We’ve evolved to what we are today because of improvements in efficiency.

We are so efficient now at producing food, we waste 30% of it globally.

It’s so easy to feed ourselves, we need to go against our genetics and do things with the sole purpose of removing excess food stores.

Biologically, we want to do things the quickest, simplest way.

Hence fad diets, extreme diets.

Hence arguments about the one cause or cure of obesity.

As Nobel Prize winner, economist and psychologist Daniel Kahnemann’s many studies show, the very act of thinking hard in itself depletes us of energy.

We want a quick fix, like our quick reactions in simply running from bears or hunting them.

Our bodies including the brain organ don’t like expending energy we will then have to replenish.

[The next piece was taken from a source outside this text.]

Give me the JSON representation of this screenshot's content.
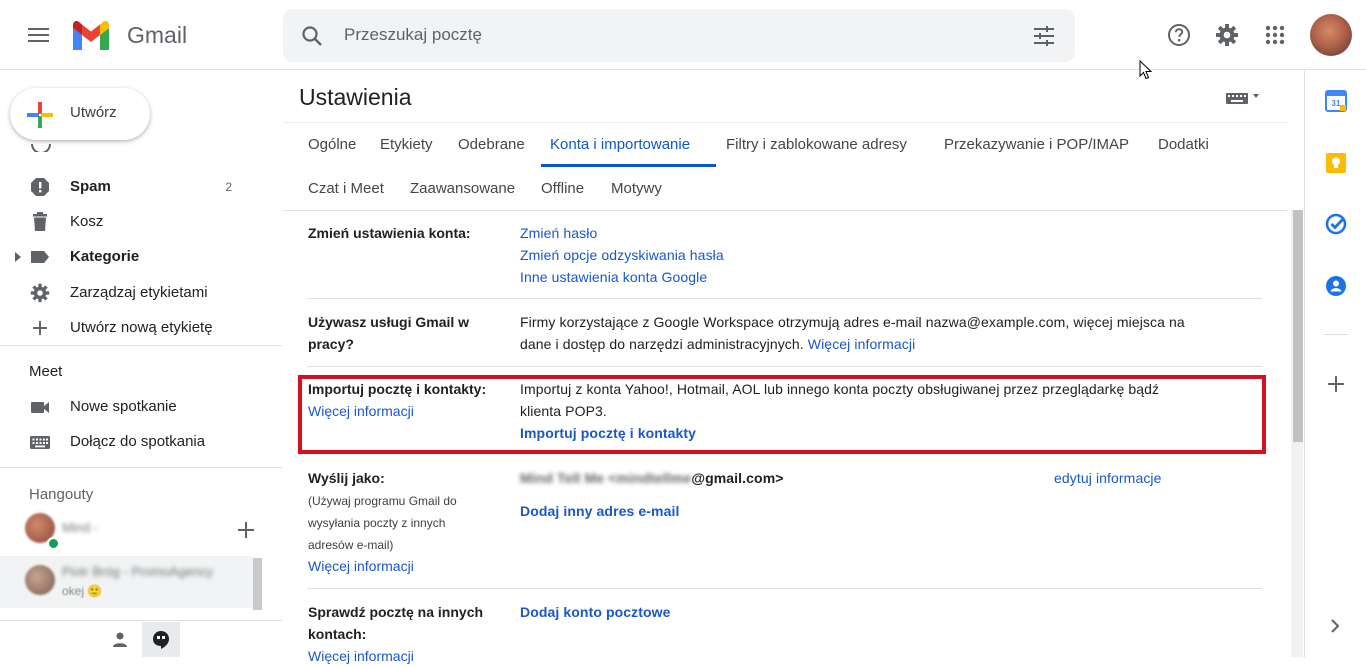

In the 12,000 years since we started farming, we have grown taller, and are now living longer, becoming more obese, but it’s not obvious we have evolved in such a short time.

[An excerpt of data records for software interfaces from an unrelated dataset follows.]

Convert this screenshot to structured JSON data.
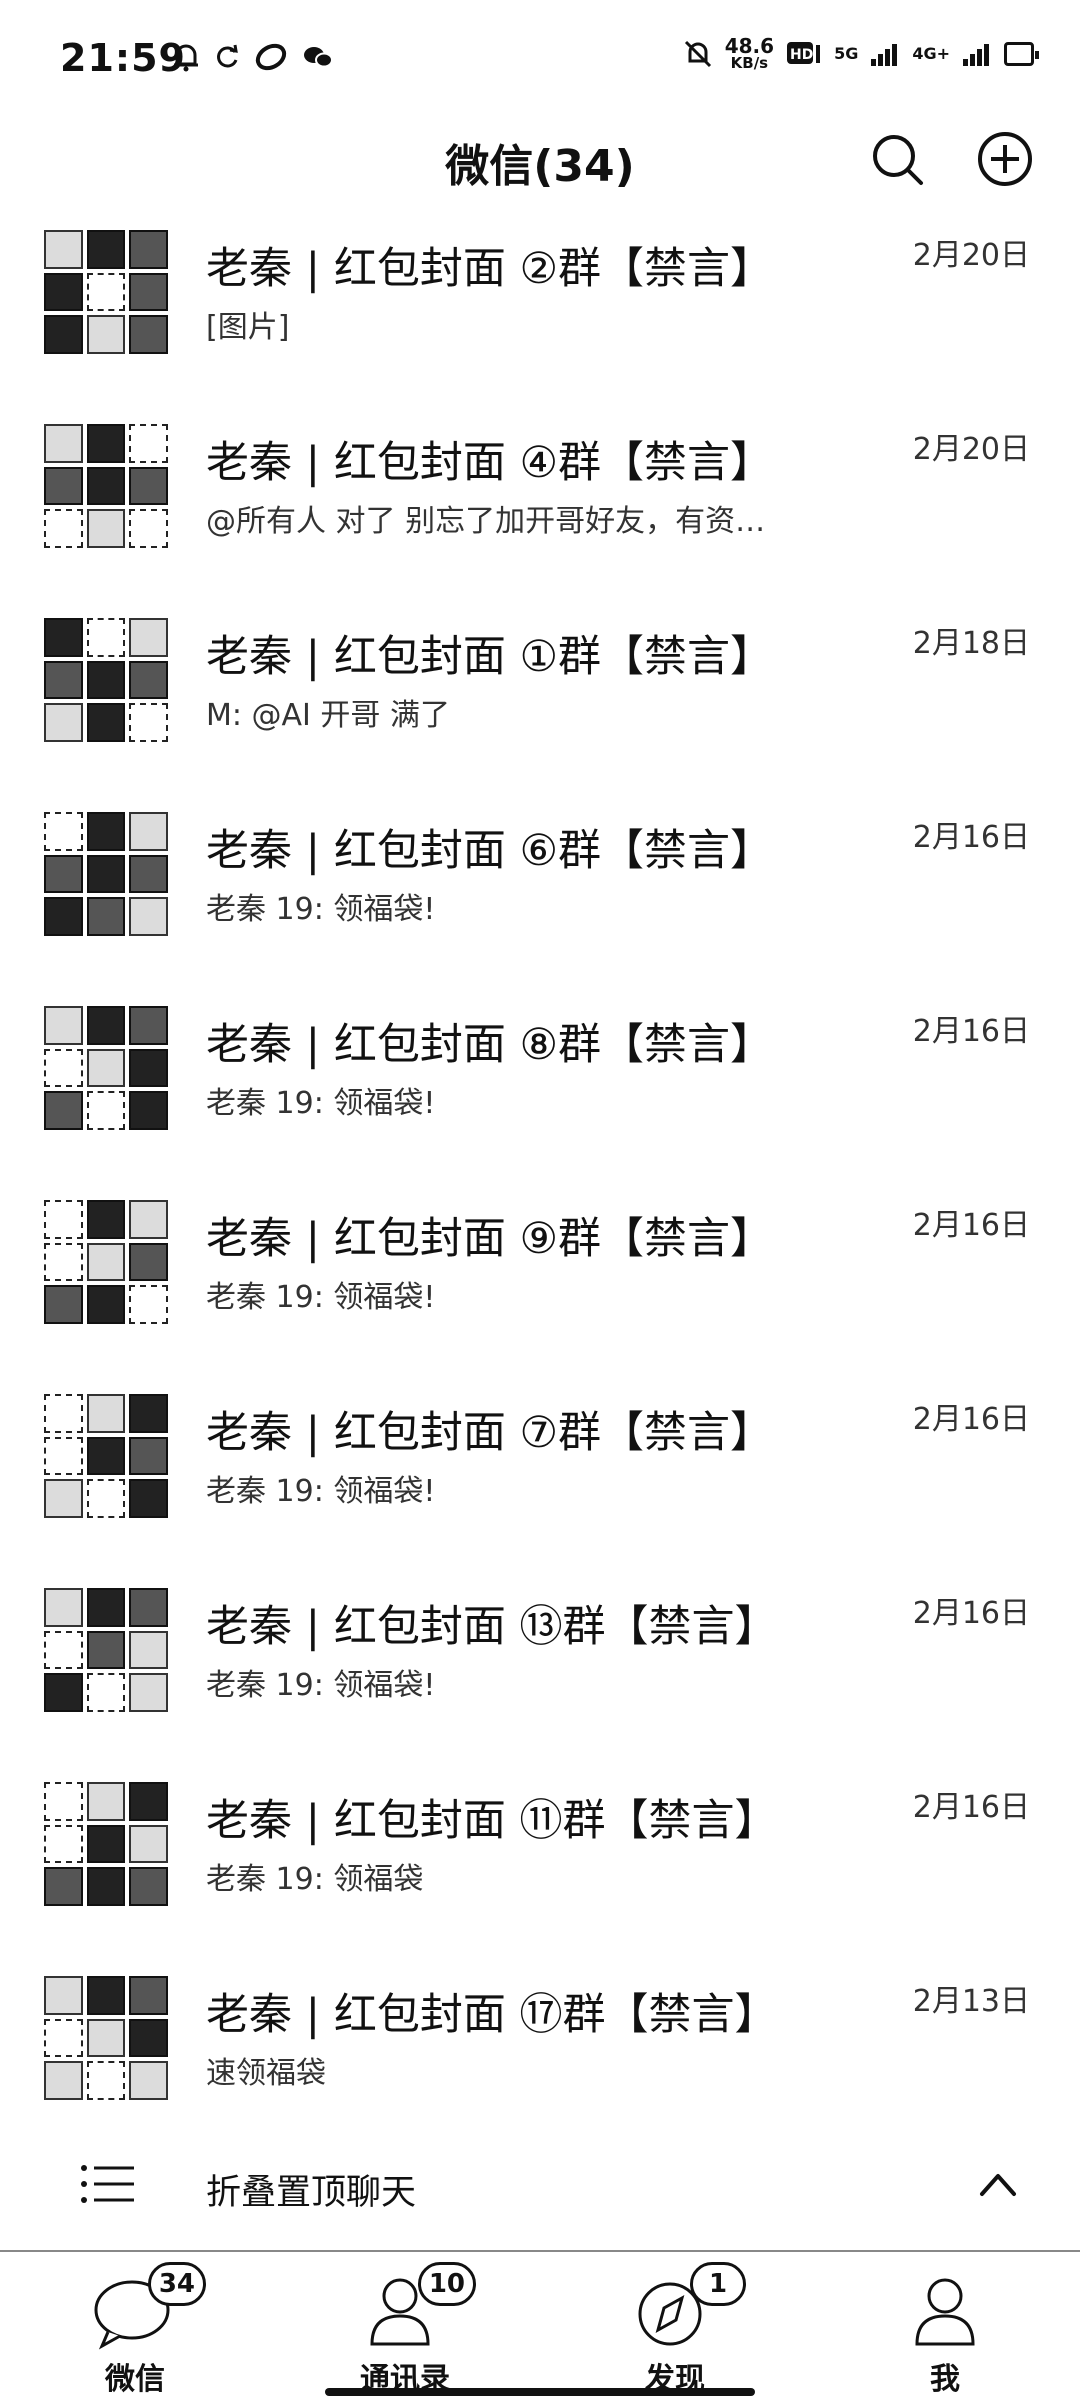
{
  "status_bar": {
    "time": "21:59",
    "speed_value": "48.6",
    "speed_unit": "KB/s",
    "hd_label": "HD",
    "net_5g": "5G",
    "net_4g": "4G+"
  },
  "header": {
    "title": "微信(34)",
    "icons": {
      "search": "search-icon",
      "add": "plus-circle-icon"
    }
  },
  "chats": [
    {
      "name": "老秦 | 红包封面 ②群【禁言】",
      "preview": "[图片]",
      "time": "2月20日"
    },
    {
      "name": "老秦 | 红包封面 ④群【禁言】",
      "preview": "@所有人 对了 别忘了加开哥好友，有资…",
      "time": "2月20日"
    },
    {
      "name": "老秦 | 红包封面 ①群【禁言】",
      "preview": "M: @AI 开哥 满了",
      "time": "2月18日"
    },
    {
      "name": "老秦 | 红包封面 ⑥群【禁言】",
      "preview": "老秦 19: 领福袋!",
      "time": "2月16日"
    },
    {
      "name": "老秦 | 红包封面 ⑧群【禁言】",
      "preview": "老秦 19: 领福袋!",
      "time": "2月16日"
    },
    {
      "name": "老秦 | 红包封面 ⑨群【禁言】",
      "preview": "老秦 19: 领福袋!",
      "time": "2月16日"
    },
    {
      "name": "老秦 | 红包封面 ⑦群【禁言】",
      "preview": "老秦 19: 领福袋!",
      "time": "2月16日"
    },
    {
      "name": "老秦 | 红包封面 ⑬群【禁言】",
      "preview": "老秦 19: 领福袋!",
      "time": "2月16日"
    },
    {
      "name": "老秦 | 红包封面 ⑪群【禁言】",
      "preview": "老秦 19: 领福袋",
      "time": "2月16日"
    },
    {
      "name": "老秦 | 红包封面 ⑰群【禁言】",
      "preview": "速领福袋",
      "time": "2月13日"
    }
  ],
  "fold_pinned": {
    "label": "折叠置顶聊天"
  },
  "tabs": [
    {
      "label": "微信",
      "badge": "34",
      "icon": "chat-bubble-icon"
    },
    {
      "label": "通讯录",
      "badge": "10",
      "icon": "contacts-icon"
    },
    {
      "label": "发现",
      "badge": "1",
      "icon": "compass-icon"
    },
    {
      "label": "我",
      "badge": "",
      "icon": "person-icon"
    }
  ]
}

Instead, though, our knowledge has grown.

It’s up to us to use the collective knowledge of our tribe to help each other make learning easier, buying the right food easier, and to help make regulating our weight easier to do and understand.

It’s up to us to stop insisting on extremist, over-simplified, and/or fad approaches that we can’t sustain long enough to make all the required changes.

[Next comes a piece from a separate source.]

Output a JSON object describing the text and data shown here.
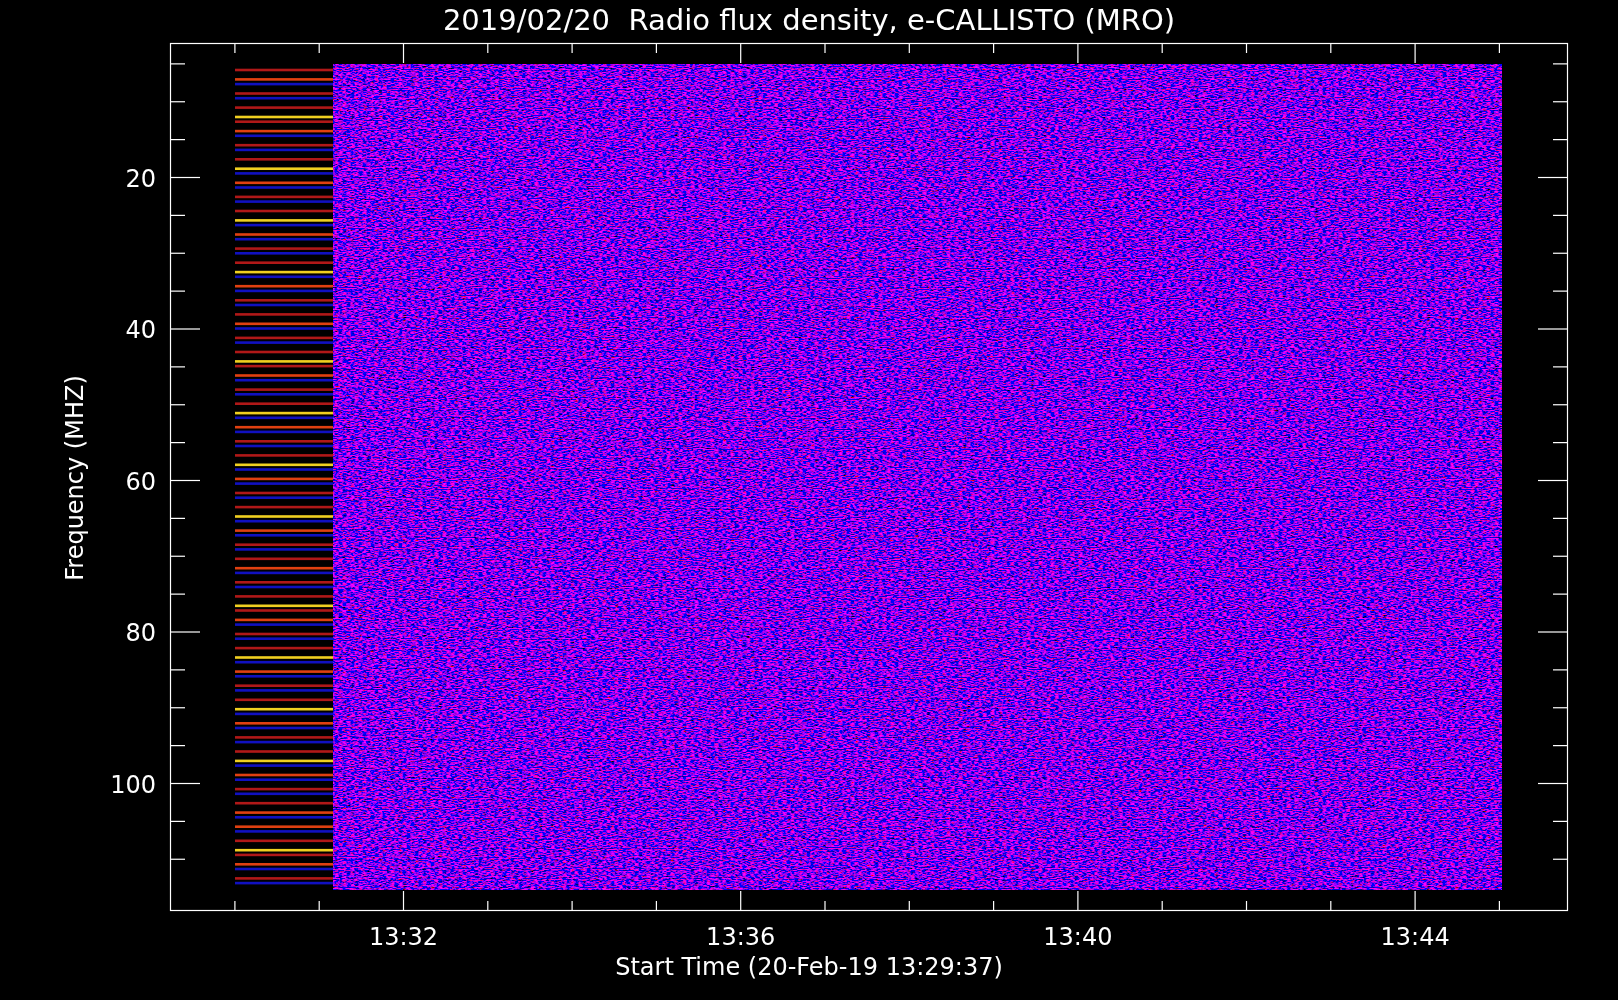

Evolutionary psychology, dieting, hormones, exercise, and injuries

Ideas emerging from the aethers. Been learning bits about evolutionary psychology.

As well as leptin and ghrelin, other hormones seem to affect hunger. e.g. women need more energy intake during certain times in a cycle. (re Lyle McDonald.)
PMS is worse if you’re not eating enough.

Running and exercise help with stress and burning off our fight/flight instincts when most of us have desk or indoor jobs that can be very stressful. But too much intense exercise increases stress (adrenaline and cortisol).

I’ve suspected for a while that testosterone compels men to continually compete and overdo it when they exercise. It’s certainly pretty bad for women comparing ourselves to others in the gene pool. And social media and technology’s effects on top causing us to want to look more awesome than the next person.

I have more I could say about this all leading to injuries, and un-sustainability in fitness.

Dopamine and serotonin can also be nice happy comfortable influences that make competitiveness less important and make us want to be happy just being with our tribe around our campfire safe from wild animals.

I guess these hormones can also be part of the reason people want to stick to a diet their peers prefer.

Leptin and its role in metabolism

The 1994 discovery of the hormone Leptin has led to exponential incremental scientific discoveries and now its role (in obesity in particular) is becoming more widely known.
“Jeffrey M. Friedman, whose [1994] discovery of the hormone leptin has transformed our understanding of obesity, will be a 2020 recipient of the Breakthrough Prize in Life Sciences. He is being honored for his discovery of a new endocrine system through which adipose tissue signals the brain to regulate food intake. Friedman is the Marilyn M. Simpson Professor and head of the Laboratory of Molecular Genetics at Rockefeller, as well as a Howard Hughes Medical Institute Investigator.
“The relatively new Breakthrough Prize, with its accompanying $3 million award, is the most generous prize in the sciences, and recognizes achievements in the life sciences, fundamental physics, and mathematics. The prize was established eight years ago by several Silicon Valley tech entrepreneurs, including the founders of Google, Facebook, and 23andMe.
“Friedman’s 1994 discovery of leptin, and of its receptor in the brain encoded by the obese gene, shed new light on the pathogenesis of obesity. He and his colleagues have since shown that leptin acts on sets of neurons in brain centers that regulate food intake and energy expenditure, and has powerful effects on reproduction, metabolism, other endocrine systems, and immune function.”
 
Jeffrey M. Friedman’s latest Nature article:
Leptin and the endocrine control of energy balance.” – Jeffrey M. Friedman, Nature, August 29, 2019.
(pdf download available.)
 
I’ll add that leptin research is not limited to leptin deficiency.
There is work being done on how leptin (satiety hormone) and ghrelin (hunger hormone) levels can be altered by diet in beneficial and harmful ways.